Apple made its first foray into social networking on Wednesday with the introduction of Ping, a ‘social music discovery’ service with that runs alongside the latest version of iTunes.
The service was unveiled by chief executive Steve Jobs, who touted the site as aiding “social music discovery, and comes as part of iTunes 10, which Apple released today.
Ping is like Facebook and Twitter meets iTunes, Jobs said at a San Francisco press event. It’s a “social network all about music and built right into iTunes,” he said.
The service is available on the computer, the iPhone, and the iPod touch.
Users can follow their favorite artists publicly or create their own, private profiles, much like Facebook.
Users can set up a “circle of friends” and share information only with those people.
ITunes will then display top 10 charts that reflect what friends are downloading.
“Get as private and public as you want,” Jobs said. “Privacy is super simple – anyone can do it.”
Ping also includes 17,000 concert listings, provided by Live Nation.
“We are thrilled to power the concert listings feature on iTunes and deliver this new and simple way for millions of iTunes users to purchase concert tickets at Livenation.com and Ticketmaster.com,” Michael Rapino, president and CEO of Live Nation, said in a statement. “Our partnership with Apple is a key part of our strategy to empower fans with the greatest access to live entertainment.”
Ping will be open to 160 million users in 23 countries immediately.

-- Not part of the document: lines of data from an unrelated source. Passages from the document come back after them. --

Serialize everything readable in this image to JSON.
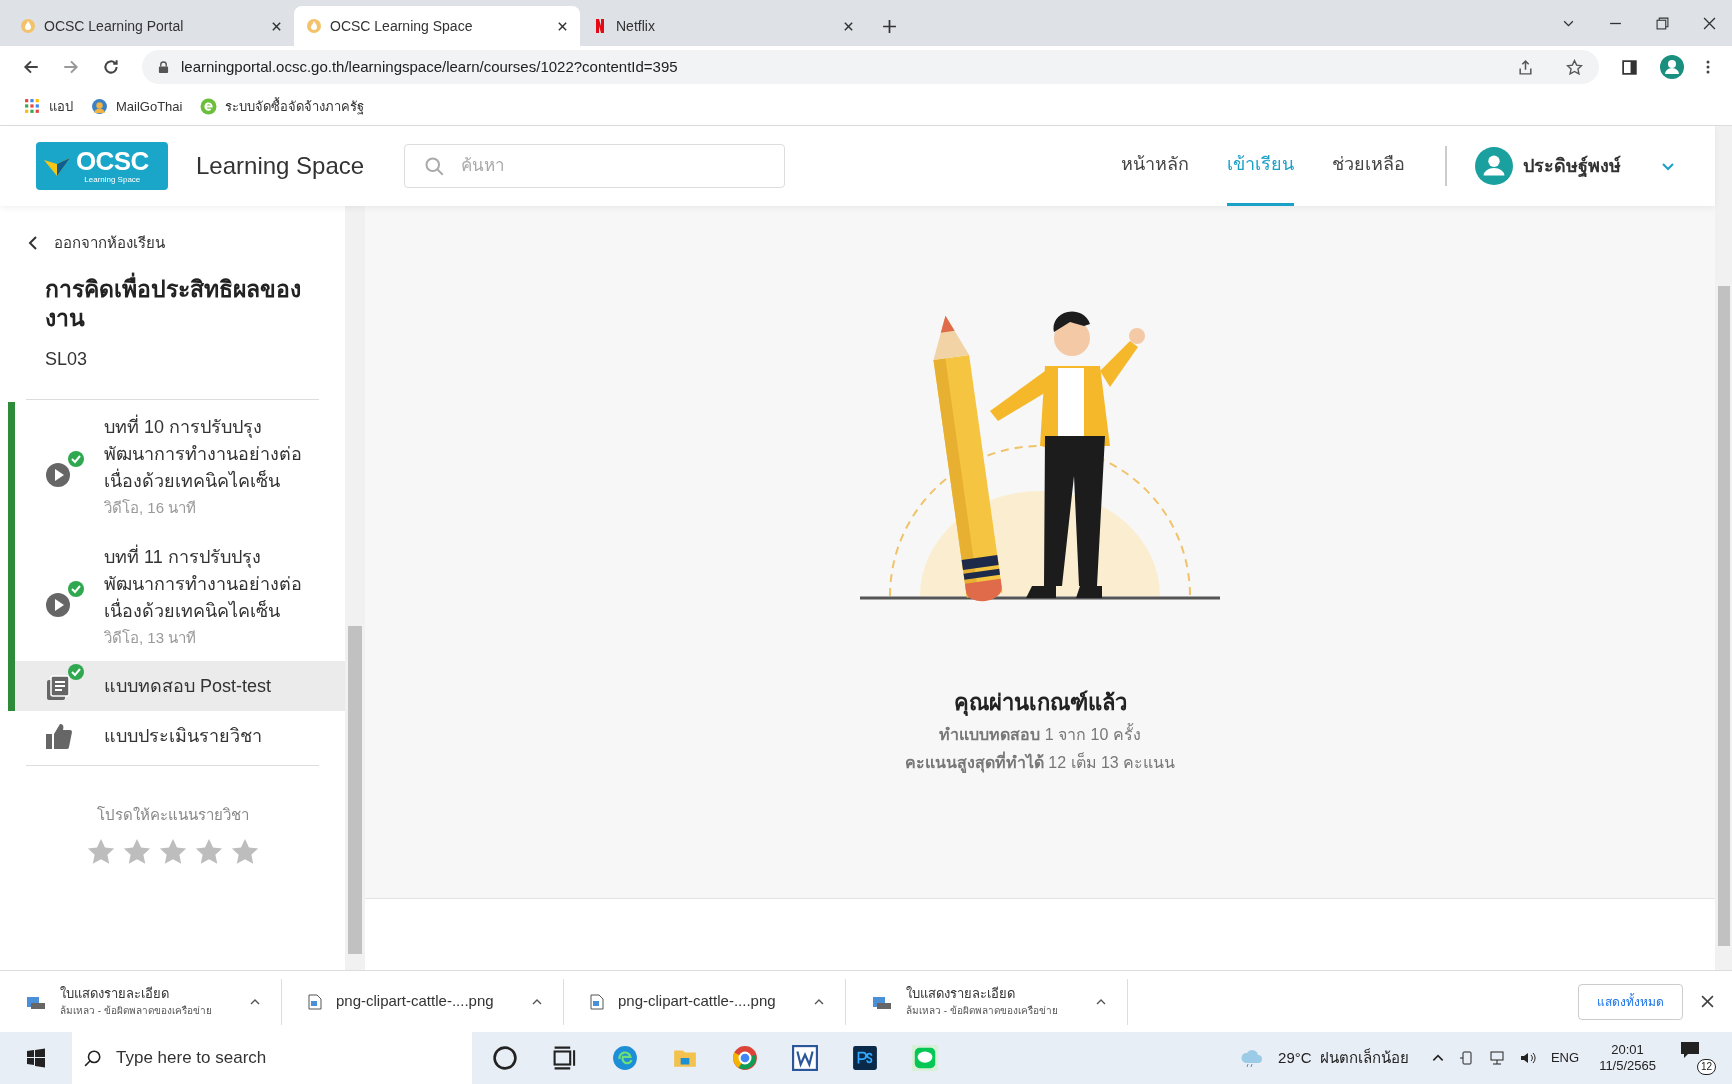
{
  "browser": {
    "tabs": [
      {
        "title": "OCSC Learning Portal",
        "selected": false
      },
      {
        "title": "OCSC Learning Space",
        "selected": true
      },
      {
        "title": "Netflix",
        "selected": false
      }
    ],
    "url": "learningportal.ocsc.go.th/learningspace/learn/courses/1022?contentId=395",
    "bookmarks": [
      {
        "label": "แอป"
      },
      {
        "label": "MailGoThai"
      },
      {
        "label": "ระบบจัดซื้อจัดจ้างภาครัฐ"
      }
    ]
  },
  "header": {
    "logo_text": "OCSC",
    "logo_sub": "Learning Space",
    "title": "Learning Space",
    "search": {
      "placeholder": "ค้นหา"
    },
    "nav": [
      {
        "label": "หน้าหลัก",
        "selected": false
      },
      {
        "label": "เข้าเรียน",
        "selected": true
      },
      {
        "label": "ช่วยเหลือ",
        "selected": false
      }
    ],
    "user": "ประดิษฐ์พงษ์"
  },
  "sidebar": {
    "back": "ออกจากห้องเรียน",
    "course_title": "การคิดเพื่อประสิทธิผลของงาน",
    "course_code": "SL03",
    "items": [
      {
        "kind": "video",
        "title": "บทที่ 10 การปรับปรุงพัฒนาการทำงานอย่างต่อเนื่องด้วยเทคนิคไคเซ็น",
        "meta": "วิดีโอ, 16 นาที",
        "completed": true,
        "selected": false
      },
      {
        "kind": "video",
        "title": "บทที่ 11 การปรับปรุงพัฒนาการทำงานอย่างต่อเนื่องด้วยเทคนิคไคเซ็น",
        "meta": "วิดีโอ, 13 นาที",
        "completed": true,
        "selected": false
      },
      {
        "kind": "quiz",
        "title": "แบบทดสอบ Post-test",
        "completed": true,
        "selected": true
      },
      {
        "kind": "survey",
        "title": "แบบประเมินรายวิชา",
        "completed": false,
        "selected": false
      }
    ],
    "rating": {
      "prompt": "โปรดให้คะแนนรายวิชา",
      "stars": 0
    }
  },
  "result": {
    "heading": "คุณผ่านเกณฑ์แล้ว",
    "lines": [
      "**ทำแบบทดสอบ** 1 จาก 10 ครั้ง",
      "**คะแนนสูงสุดที่ทำได้** 12 เต็ม 13 คะแนน"
    ]
  },
  "downloads": {
    "items": [
      {
        "kind": "failed",
        "name": "ใบแสดงรายละเอียด",
        "status": "ล้มเหลว - ข้อผิดพลาดของเครือข่าย"
      },
      {
        "kind": "file",
        "name": "png-clipart-cattle-....png"
      },
      {
        "kind": "file",
        "name": "png-clipart-cattle-....png"
      },
      {
        "kind": "failed",
        "name": "ใบแสดงรายละเอียด",
        "status": "ล้มเหลว - ข้อผิดพลาดของเครือข่าย"
      }
    ],
    "show_all": "แสดงทั้งหมด"
  },
  "taskbar": {
    "search_placeholder": "Type here to search",
    "weather": "29°C  ฝนตกเล็กน้อย",
    "language": "ENG",
    "time": "20:01",
    "date": "11/5/2565",
    "notifications": "12"
  }
}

Also today, Apple introduced a smaller, streaming-only version of Apple TV, and revamped its iPod lineup.
Get Netimperative updates on Twitter